“There you are, Asath”, says a young novice, her robes marking him out as belonging to the most junior rank of the Guardianspeakers, “Alzandol wants to speak with you”.
“What, now?”, Asath says, “Can’t it wait?”
“Asath says it’s urgent”.
Reluctantly Asath makes his way to the senior Guardianspeaker’s chambers. He finds Alzandol in his study, on the highest level with the broad windows looking out across the gorge the holds the city.
“You wanted to see me”, he says.
“Yes”, replies the Guardianspeaker, “Our friends The Progressors need our help. It’s for a very covert mission of significant danger”.
“What does it entail”, asks Asath, “And why do they need our help?”.
“Travel into the Konaic Empire”, says Alzandol. Asath lets out a gasp; Alzandol clearly wasn’t exaggerating when he spoke of significant danger.

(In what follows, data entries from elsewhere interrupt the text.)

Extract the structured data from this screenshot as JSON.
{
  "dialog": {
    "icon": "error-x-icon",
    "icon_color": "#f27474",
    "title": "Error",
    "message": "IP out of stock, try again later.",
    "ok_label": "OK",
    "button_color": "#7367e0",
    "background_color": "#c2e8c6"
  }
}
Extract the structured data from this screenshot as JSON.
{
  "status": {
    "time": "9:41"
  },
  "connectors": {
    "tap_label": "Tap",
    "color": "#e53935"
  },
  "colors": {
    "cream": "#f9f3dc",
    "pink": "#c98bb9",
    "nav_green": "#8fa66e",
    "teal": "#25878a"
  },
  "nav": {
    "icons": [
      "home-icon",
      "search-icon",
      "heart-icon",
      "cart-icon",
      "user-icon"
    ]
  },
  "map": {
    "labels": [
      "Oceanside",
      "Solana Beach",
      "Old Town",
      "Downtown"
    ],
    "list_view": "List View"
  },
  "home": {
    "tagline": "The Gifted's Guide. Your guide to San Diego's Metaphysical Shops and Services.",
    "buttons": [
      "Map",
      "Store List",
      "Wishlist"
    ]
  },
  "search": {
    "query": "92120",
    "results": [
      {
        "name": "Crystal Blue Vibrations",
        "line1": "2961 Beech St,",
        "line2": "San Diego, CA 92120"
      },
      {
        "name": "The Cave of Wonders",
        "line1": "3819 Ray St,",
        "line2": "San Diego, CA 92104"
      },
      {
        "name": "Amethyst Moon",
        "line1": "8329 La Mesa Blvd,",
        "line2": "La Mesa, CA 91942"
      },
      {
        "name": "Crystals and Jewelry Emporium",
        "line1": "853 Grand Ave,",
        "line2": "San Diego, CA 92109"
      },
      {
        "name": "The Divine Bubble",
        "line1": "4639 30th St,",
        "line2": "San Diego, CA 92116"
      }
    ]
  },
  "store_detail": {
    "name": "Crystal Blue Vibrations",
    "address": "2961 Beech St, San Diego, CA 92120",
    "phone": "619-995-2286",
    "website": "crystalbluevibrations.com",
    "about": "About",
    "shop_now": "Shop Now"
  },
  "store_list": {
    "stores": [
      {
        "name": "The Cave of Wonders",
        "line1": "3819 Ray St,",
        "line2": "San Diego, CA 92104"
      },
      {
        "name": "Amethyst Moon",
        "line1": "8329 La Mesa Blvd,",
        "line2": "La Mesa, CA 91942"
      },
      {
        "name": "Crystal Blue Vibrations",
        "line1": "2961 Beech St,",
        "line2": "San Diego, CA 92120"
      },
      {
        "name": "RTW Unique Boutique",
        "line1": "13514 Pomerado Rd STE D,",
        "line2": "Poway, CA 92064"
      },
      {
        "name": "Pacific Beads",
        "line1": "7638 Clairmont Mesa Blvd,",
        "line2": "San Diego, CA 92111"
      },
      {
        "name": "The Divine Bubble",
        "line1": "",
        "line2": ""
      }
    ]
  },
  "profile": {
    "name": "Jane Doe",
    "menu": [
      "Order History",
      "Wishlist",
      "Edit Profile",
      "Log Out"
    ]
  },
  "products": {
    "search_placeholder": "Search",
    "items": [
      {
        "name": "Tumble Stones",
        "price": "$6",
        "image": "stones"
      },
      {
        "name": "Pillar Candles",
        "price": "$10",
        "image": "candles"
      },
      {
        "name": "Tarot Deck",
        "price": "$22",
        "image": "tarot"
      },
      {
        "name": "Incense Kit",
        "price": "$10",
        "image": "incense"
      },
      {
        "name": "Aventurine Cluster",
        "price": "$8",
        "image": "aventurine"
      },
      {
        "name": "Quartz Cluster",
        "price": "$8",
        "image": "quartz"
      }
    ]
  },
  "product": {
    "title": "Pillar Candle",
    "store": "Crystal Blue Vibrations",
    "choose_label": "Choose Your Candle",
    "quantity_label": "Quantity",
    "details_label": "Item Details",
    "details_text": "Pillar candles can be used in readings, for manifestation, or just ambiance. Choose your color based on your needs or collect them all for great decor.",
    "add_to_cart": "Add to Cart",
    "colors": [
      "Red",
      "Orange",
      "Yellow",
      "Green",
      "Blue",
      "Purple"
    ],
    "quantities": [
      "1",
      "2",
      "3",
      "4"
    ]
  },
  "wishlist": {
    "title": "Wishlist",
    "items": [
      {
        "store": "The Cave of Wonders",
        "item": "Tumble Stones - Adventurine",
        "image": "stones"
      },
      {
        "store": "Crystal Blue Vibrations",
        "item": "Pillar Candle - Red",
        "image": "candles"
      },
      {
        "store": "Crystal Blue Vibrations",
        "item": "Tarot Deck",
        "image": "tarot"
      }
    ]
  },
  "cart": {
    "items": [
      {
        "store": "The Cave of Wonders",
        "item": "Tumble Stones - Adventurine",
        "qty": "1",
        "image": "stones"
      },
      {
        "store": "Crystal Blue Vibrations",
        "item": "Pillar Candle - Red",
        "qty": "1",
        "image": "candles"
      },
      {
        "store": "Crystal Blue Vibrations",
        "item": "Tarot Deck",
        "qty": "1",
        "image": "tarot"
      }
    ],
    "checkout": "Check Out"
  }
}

“There is a talented human child”, Alzandol continues, “A slave in the household of a high ranking noble in the city of Selnin. If the wizards of Selnin were to discover the child, they will kill him, as they do with any such human they find. The Progressors intend to travel to the city disguised as merchants, find this child, and bring him back to the Academy of the Mind here in Calbeyn. They need a skilled warrior to accompany them and defend against the dangers they may face on the journey, or at the destination. I suggested your name”.
Asath considers the implications of this; he’s bodyguarding a bunch of wizards on an errand into the heart of a brutal empire. This is the sort of thing he might not come back from. But the values of the Konaic Empire stand in total opposition to everything the Guardian Ulseth stands for. It’s precisely the sort of thing Asath became a knight to do. If he’s not willing to go on such a mission, he might as well be making cheese with his father.
“When do we leave?”, he asks.